April 13 (UPI) — Expectations that OPEC’s balancing act is working helped lift oil prices higher on Friday, but gains may be limited by the possibility of U.S. production gains.
Two years ago in Vienna, members of the Organization of Petroleum Exporting Countries joined forces with big producers like Russia in an agreement to sideline about 2 percent of global demand in an effort to erase the market surplus that pushed oil prices below $30 per barrel in early 2016.
“It is not for us to declare on behalf of the Vienna agreement countries that it is ‘mission accomplished,’ but if our outlook is accurate, it certainly looks very much like it,” the International Energy Agency stated in its latest monthly market report.
On that, the price for Brent crude oil was up 0.33 percent as of 9:17 a.m. EST to $72.26 per barrel. West Texas Intermediate, the U.S. benchmark for the price of oil, was up 0.27 percent to $67.25 per barrel.
Crude oil prices were supported for much of the week by a risk premium tied to the possibility for direct multilateral military engagement in Syria. The IEA’s report cautioned that the recent price trend for crude oil might not be sustainable on geopolitical risk alone.
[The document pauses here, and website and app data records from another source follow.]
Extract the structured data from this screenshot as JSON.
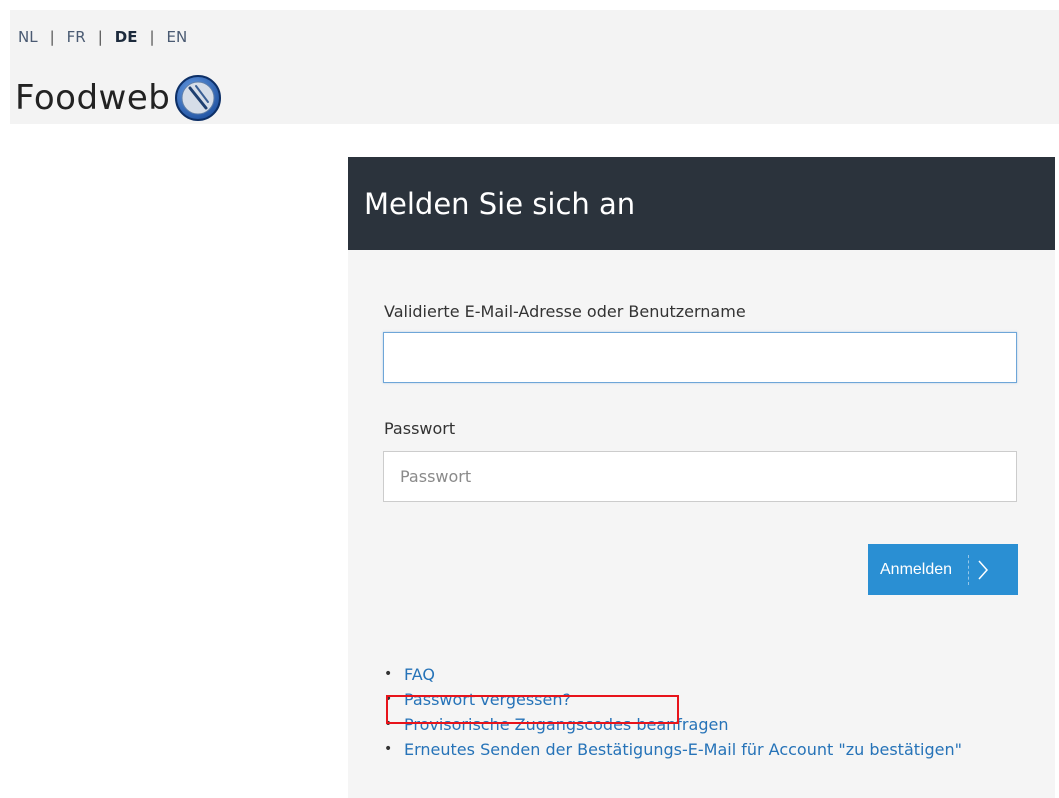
{
  "header": {
    "languages": [
      {
        "code": "NL",
        "active": false
      },
      {
        "code": "FR",
        "active": false
      },
      {
        "code": "DE",
        "active": true
      },
      {
        "code": "EN",
        "active": false
      }
    ],
    "separator": "|",
    "logo_text": "Foodweb",
    "logo_icon": "fork-knife-icon"
  },
  "login": {
    "title": "Melden Sie sich an",
    "username_label": "Validierte E-Mail-Adresse oder Benutzername",
    "username_value": "",
    "password_label": "Passwort",
    "password_placeholder": "Passwort",
    "submit_label": "Anmelden",
    "submit_icon": "chevron-right-icon"
  },
  "links": [
    {
      "label": "FAQ"
    },
    {
      "label": "Passwort vergessen?",
      "highlighted": true
    },
    {
      "label": "Provisorische Zugangscodes beanfragen"
    },
    {
      "label": "Erneutes Senden der Bestätigungs-E-Mail für Account \"zu bestätigen\""
    }
  ],
  "bullet": "•",
  "colors": {
    "header_bg": "#f3f3f3",
    "panel_header_bg": "#2b333c",
    "primary_button": "#2a8fd3",
    "link": "#2673b8",
    "highlight": "#e8141b"
  }
}
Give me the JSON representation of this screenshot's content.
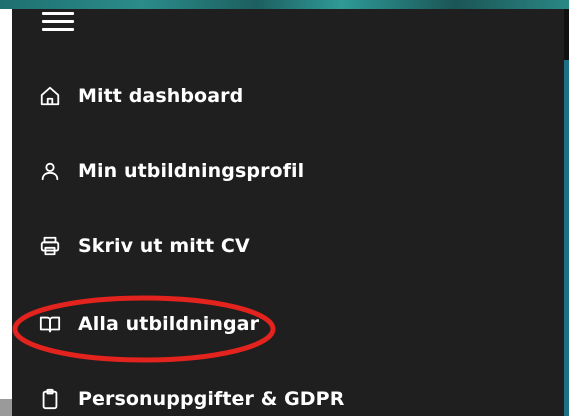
{
  "menu": {
    "toggle_icon": "hamburger-menu-icon",
    "items": [
      {
        "label": "Mitt dashboard",
        "icon": "home-icon"
      },
      {
        "label": "Min utbildningsprofil",
        "icon": "user-icon"
      },
      {
        "label": "Skriv ut mitt CV",
        "icon": "printer-icon"
      },
      {
        "label": "Alla utbildningar",
        "icon": "open-book-icon"
      },
      {
        "label": "Personuppgifter & GDPR",
        "icon": "clipboard-icon"
      }
    ]
  },
  "annotation": {
    "highlighted_item": "Alla utbildningar",
    "color": "#e3231d"
  },
  "colors": {
    "panel_background": "#1f1f1f",
    "text": "#ffffff",
    "accent": "#1d6f82"
  }
}
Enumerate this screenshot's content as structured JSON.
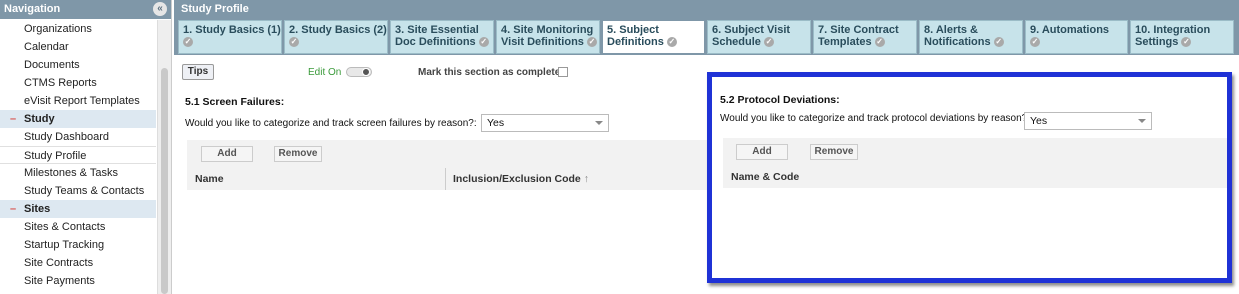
{
  "sidebar": {
    "title": "Navigation",
    "collapse_icon": "«",
    "items": [
      {
        "label": "Organizations",
        "kind": "item"
      },
      {
        "label": "Calendar",
        "kind": "item"
      },
      {
        "label": "Documents",
        "kind": "item"
      },
      {
        "label": "CTMS Reports",
        "kind": "item"
      },
      {
        "label": "eVisit Report Templates",
        "kind": "item"
      },
      {
        "label": "Study",
        "kind": "section"
      },
      {
        "label": "Study Dashboard",
        "kind": "item"
      },
      {
        "label": "Study Profile",
        "kind": "active"
      },
      {
        "label": "Milestones & Tasks",
        "kind": "item"
      },
      {
        "label": "Study Teams & Contacts",
        "kind": "item"
      },
      {
        "label": "Sites",
        "kind": "section"
      },
      {
        "label": "Sites & Contacts",
        "kind": "item"
      },
      {
        "label": "Startup Tracking",
        "kind": "item"
      },
      {
        "label": "Site Contracts",
        "kind": "item"
      },
      {
        "label": "Site Payments",
        "kind": "item"
      }
    ],
    "section_marker": "–"
  },
  "main": {
    "title": "Study Profile",
    "tabs": [
      {
        "line1": "1. Study Basics (1)",
        "line2": ""
      },
      {
        "line1": "2. Study Basics (2)",
        "line2": ""
      },
      {
        "line1": "3. Site Essential",
        "line2": "Doc Definitions"
      },
      {
        "line1": "4. Site Monitoring",
        "line2": "Visit Definitions"
      },
      {
        "line1": "5. Subject",
        "line2": "Definitions"
      },
      {
        "line1": "6. Subject Visit",
        "line2": "Schedule"
      },
      {
        "line1": "7. Site Contract",
        "line2": "Templates"
      },
      {
        "line1": "8. Alerts &",
        "line2": "Notifications"
      },
      {
        "line1": "9. Automations",
        "line2": ""
      },
      {
        "line1": "10. Integration",
        "line2": "Settings"
      }
    ],
    "tips_label": "Tips",
    "edit_on_label": "Edit On",
    "mark_complete_label": "Mark this section as complete:",
    "screen_failures": {
      "title": "5.1 Screen Failures:",
      "question": "Would you like to categorize and track screen failures by reason?:",
      "answer": "Yes",
      "add_label": "Add",
      "remove_label": "Remove",
      "col_name": "Name",
      "col_code": "Inclusion/Exclusion Code",
      "sort_icon": "↑"
    },
    "protocol_deviations": {
      "title": "5.2 Protocol Deviations:",
      "question": "Would you like to categorize and track protocol deviations by reason?:",
      "answer": "Yes",
      "add_label": "Add",
      "remove_label": "Remove",
      "col_name": "Name & Code"
    }
  },
  "colors": {
    "header": "#7f97a8",
    "tab": "#c7e3ea",
    "highlight": "#1f32d6",
    "edit_on": "#3a9a3a"
  }
}
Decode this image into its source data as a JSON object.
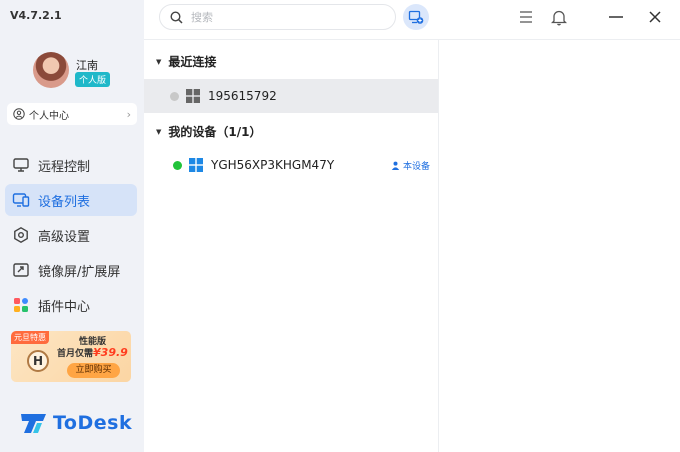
{
  "app": {
    "version": "V4.7.2.1",
    "brand": "ToDesk",
    "accent": "#1f6fe0"
  },
  "user": {
    "name": "江南",
    "plan": "个人版"
  },
  "personal_center": {
    "label": "个人中心"
  },
  "nav": {
    "items": [
      {
        "label": "远程控制",
        "icon": "monitor-icon"
      },
      {
        "label": "设备列表",
        "icon": "devices-icon"
      },
      {
        "label": "高级设置",
        "icon": "settings-icon"
      },
      {
        "label": "镜像屏/扩展屏",
        "icon": "mirror-screen-icon"
      },
      {
        "label": "插件中心",
        "icon": "plugins-icon"
      }
    ],
    "active_index": 1
  },
  "promo": {
    "tag": "元旦特惠",
    "edition": "性能版",
    "first_month": "首月仅需",
    "price": "¥39.9",
    "button": "立即购买"
  },
  "search": {
    "placeholder": "搜索",
    "value": ""
  },
  "recent": {
    "title": "最近连接",
    "items": [
      {
        "id": "195615792",
        "status": "offline",
        "status_color": "#c8c8c8"
      }
    ]
  },
  "my_devices": {
    "title": "我的设备（1/1）",
    "items": [
      {
        "name": "YGH56XP3KHGM47Y",
        "status": "online",
        "status_color": "#22c33a",
        "badge": "本设备"
      }
    ]
  }
}
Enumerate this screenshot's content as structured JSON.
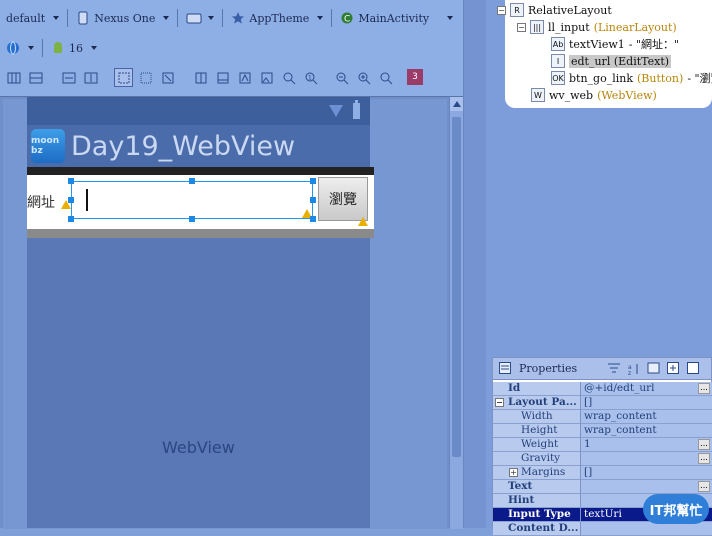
{
  "toolbar": {
    "config": "default",
    "device": "Nexus One",
    "theme": "AppTheme",
    "activity": "MainActivity",
    "api_level": "16",
    "error_count": "3"
  },
  "device": {
    "app_title": "Day19_WebView",
    "app_icon_text": "moon bz",
    "label_text": "網址",
    "button_text": "瀏覽",
    "webview_text": "WebView"
  },
  "outline": {
    "root": "RelativeLayout",
    "ll_input": "ll_input",
    "ll_input_type": "(LinearLayout)",
    "textview1": "textView1",
    "textview1_value": "- \"網址：\"",
    "edt_url": "edt_url",
    "edt_url_type": "(EditText)",
    "btn": "btn_go_link",
    "btn_type": "(Button)",
    "btn_value": "- \"瀏覽",
    "webview": "wv_web",
    "webview_type": "(WebView)"
  },
  "properties": {
    "title": "Properties",
    "rows": [
      {
        "name": "Id",
        "value": "@+id/edt_url"
      },
      {
        "name": "Layout Pa...",
        "value": "[]"
      },
      {
        "name": "Width",
        "value": "wrap_content"
      },
      {
        "name": "Height",
        "value": "wrap_content"
      },
      {
        "name": "Weight",
        "value": "1"
      },
      {
        "name": "Gravity",
        "value": ""
      },
      {
        "name": "Margins",
        "value": "[]"
      },
      {
        "name": "Text",
        "value": ""
      },
      {
        "name": "Hint",
        "value": ""
      },
      {
        "name": "Input Type",
        "value": "textUri"
      },
      {
        "name": "Content D...",
        "value": ""
      }
    ]
  },
  "watermark": "IT邦幫忙",
  "colors": {
    "accent": "#1e88e5",
    "selection": "#0a1a8a"
  }
}
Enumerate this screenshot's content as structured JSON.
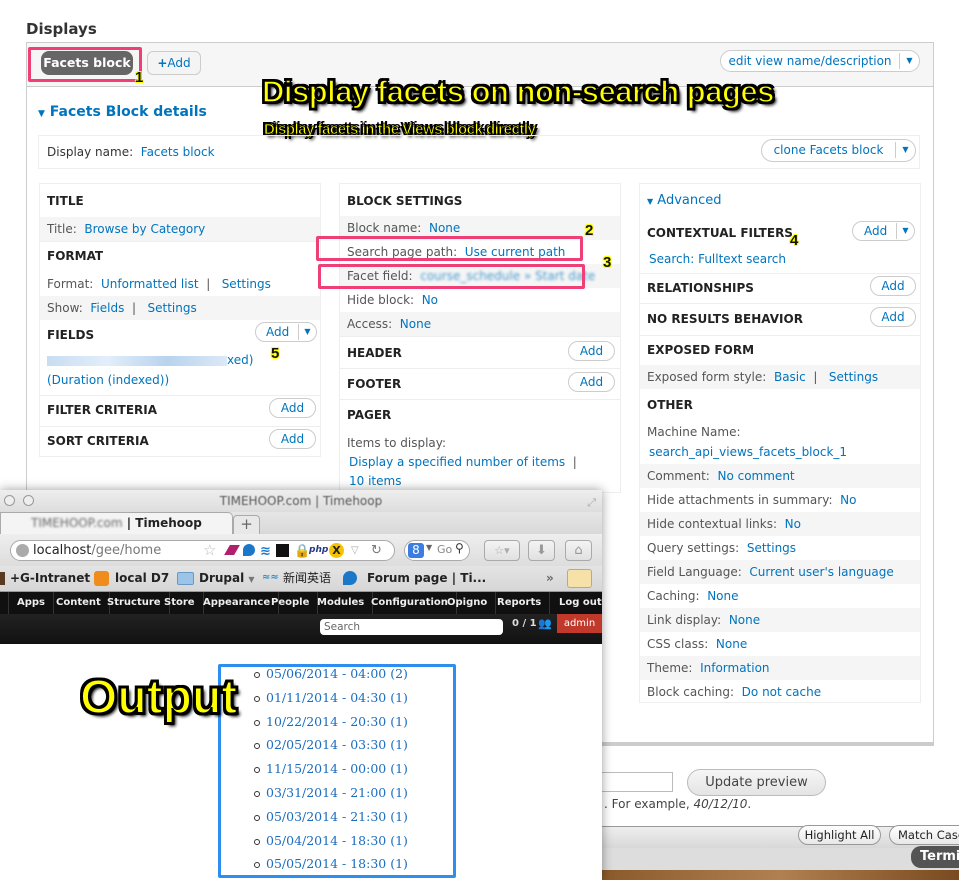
{
  "page": {
    "section_title": "Displays"
  },
  "displays_bar": {
    "active_tab": "Facets block",
    "add_label": "Add",
    "edit_view_label": "edit view name/description"
  },
  "annotations": {
    "headline": "Display facets on non-search pages",
    "subhead": "Display facets in the Views block directly",
    "output_label": "Output",
    "markers": [
      "1",
      "2",
      "3",
      "4",
      "5"
    ]
  },
  "details": {
    "title": "Facets Block details",
    "display_name_label": "Display name:",
    "display_name_value": "Facets block",
    "clone_label": "clone Facets block"
  },
  "col1": {
    "title_heading": "TITLE",
    "title_label": "Title:",
    "title_value": "Browse by Category",
    "format_heading": "FORMAT",
    "format_label": "Format:",
    "format_value": "Unformatted list",
    "format_settings": "Settings",
    "show_label": "Show:",
    "show_value": "Fields",
    "show_settings": "Settings",
    "fields_heading": "FIELDS",
    "fields_add": "Add",
    "field_1": "(blurred) (indexed)",
    "field_1_visible": "xed)",
    "field_2": "(Duration (indexed))",
    "filter_heading": "FILTER CRITERIA",
    "filter_add": "Add",
    "sort_heading": "SORT CRITERIA",
    "sort_add": "Add"
  },
  "col2": {
    "block_heading": "BLOCK SETTINGS",
    "block_name_label": "Block name:",
    "block_name_value": "None",
    "search_path_label": "Search page path:",
    "search_path_value": "Use current path",
    "facet_field_label": "Facet field:",
    "facet_field_value": "course_schedule » Start date",
    "hide_block_label": "Hide block:",
    "hide_block_value": "No",
    "access_label": "Access:",
    "access_value": "None",
    "header_heading": "HEADER",
    "header_add": "Add",
    "footer_heading": "FOOTER",
    "footer_add": "Add",
    "pager_heading": "PAGER",
    "items_label": "Items to display:",
    "items_value": "Display a specified number of items",
    "items_count": "10 items"
  },
  "col3": {
    "advanced_label": "Advanced",
    "contextual_heading": "CONTEXTUAL FILTERS",
    "contextual_add": "Add",
    "contextual_value": "Search: Fulltext search",
    "relationships_heading": "RELATIONSHIPS",
    "relationships_add": "Add",
    "noresults_heading": "NO RESULTS BEHAVIOR",
    "noresults_add": "Add",
    "exposed_heading": "EXPOSED FORM",
    "exposed_label": "Exposed form style:",
    "exposed_value": "Basic",
    "exposed_settings": "Settings",
    "other_heading": "OTHER",
    "other_rows": [
      {
        "label": "Machine Name:",
        "value": "search_api_views_facets_block_1"
      },
      {
        "label": "Comment:",
        "value": "No comment"
      },
      {
        "label": "Hide attachments in summary:",
        "value": "No"
      },
      {
        "label": "Hide contextual links:",
        "value": "No"
      },
      {
        "label": "Query settings:",
        "value": "Settings"
      },
      {
        "label": "Field Language:",
        "value": "Current user's language"
      },
      {
        "label": "Caching:",
        "value": "None"
      },
      {
        "label": "Link display:",
        "value": "None"
      },
      {
        "label": "CSS class:",
        "value": "None"
      },
      {
        "label": "Theme:",
        "value": "Information"
      },
      {
        "label": "Block caching:",
        "value": "Do not cache"
      }
    ]
  },
  "preview": {
    "update_button": "Update preview",
    "hint_prefix": ". For example, ",
    "hint_example": "40/12/10",
    "hint_suffix": "."
  },
  "findbar": {
    "highlight_all": "Highlight All",
    "match_case": "Match Case",
    "terminal_tooltip": "Termi"
  },
  "browser": {
    "window_title": "TIMEHOOP.com | Timehoop",
    "tab_title_blurred": "TIMEHOOP.com",
    "tab_title": "Timehoop",
    "url_host": "localhost",
    "url_path": "/gee/home",
    "search_engine_placeholder": "Go",
    "bookmarks": [
      "+G-Intranet",
      "local D7",
      "Drupal",
      "新闻英语",
      "Forum page | Ti..."
    ],
    "admin_menu": [
      "Apps",
      "Content",
      "Structure",
      "Store",
      "Appearance",
      "People",
      "Modules",
      "Configuration",
      "Opigno",
      "Reports"
    ],
    "logout": "Log out",
    "search_placeholder": "Search",
    "user_count": "0 / 1",
    "user_name": "admin"
  },
  "output_list": [
    "05/06/2014 - 04:00 (2)",
    "01/11/2014 - 04:30 (1)",
    "10/22/2014 - 20:30 (1)",
    "02/05/2014 - 03:30 (1)",
    "11/15/2014 - 00:00 (1)",
    "03/31/2014 - 21:00 (1)",
    "05/03/2014 - 21:30 (1)",
    "05/04/2014 - 18:30 (1)",
    "05/05/2014 - 18:30 (1)"
  ],
  "colors": {
    "link": "#0074bd",
    "highlight_box": "#ef3f77",
    "output_box": "#2d8ef0",
    "annotation_text": "#ffff00",
    "admin_user_bg": "#c0392b"
  }
}
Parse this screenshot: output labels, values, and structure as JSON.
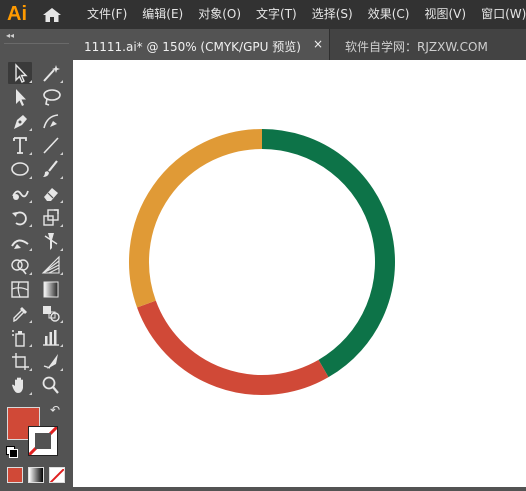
{
  "app": {
    "logo_text": "Ai",
    "logo_color": "#ff9a00"
  },
  "menu": [
    "文件(F)",
    "编辑(E)",
    "对象(O)",
    "文字(T)",
    "选择(S)",
    "效果(C)",
    "视图(V)",
    "窗口(W)"
  ],
  "panel": {
    "collapse_glyph": "◂◂"
  },
  "tabs": {
    "active": {
      "label": "11111.ai* @ 150% (CMYK/GPU 预览)",
      "close_glyph": "×"
    },
    "inactive": {
      "label": "软件自学网：RJZXW.COM"
    }
  },
  "tools": [
    "selection-tool-icon",
    "magic-wand-icon",
    "direct-selection-icon",
    "lasso-icon",
    "pen-tool-icon",
    "curvature-icon",
    "type-tool-icon",
    "line-segment-icon",
    "ellipse-tool-icon",
    "paintbrush-icon",
    "shaper-tool-icon",
    "eraser-icon",
    "rotate-tool-icon",
    "scale-tool-icon",
    "width-tool-icon",
    "puppet-warp-icon",
    "shape-builder-icon",
    "perspective-grid-icon",
    "mesh-tool-icon",
    "gradient-tool-icon",
    "eyedropper-icon",
    "blend-tool-icon",
    "symbol-sprayer-icon",
    "column-graph-icon",
    "artboard-tool-icon",
    "slice-tool-icon",
    "hand-tool-icon",
    "zoom-tool-icon"
  ],
  "colors": {
    "fill": "#d04937",
    "stroke": "none",
    "swap_glyph": "↶",
    "modes": [
      "color-mode-icon",
      "gradient-mode-icon",
      "none-mode-icon"
    ]
  },
  "artwork": {
    "ring": [
      {
        "name": "green",
        "color": "#0d7348",
        "start_deg": 0,
        "end_deg": 150
      },
      {
        "name": "red",
        "color": "#d04937",
        "start_deg": 150,
        "end_deg": 250
      },
      {
        "name": "orange",
        "color": "#e09a36",
        "start_deg": 250,
        "end_deg": 360
      }
    ]
  }
}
Crude oil prices may be influenced later in the trading day when Baker Hughes publishes data on exploration and production trends. Reported as rig counts, gains in the United States in particular could drag on the markets as it would indicate a possibility of future supply-side strains.
The United States is on pace to become the world’s largest crude oil producer by the end of the year.
In the broader markets, momentum could be driven by comments Friday morning from Boston Federal Reserve Bank President Eric Rosengren. In general, he said, there’s a positive sentiment about growth in the United States, the world’s leading economy, but there are risks on the horizon.
On U.S.-Chinese trade tensions, he said that was in part behind some of the market volatility in recent sessions. Over the long term, he said that with U.S. employment below what some consider “the natural state,” there’s a real risk of a downturn.
“Periods in which unemployment dipped significantly and persistently below the estimated natural rate historically have tended to generate conditions that resulted in a recession,” he said.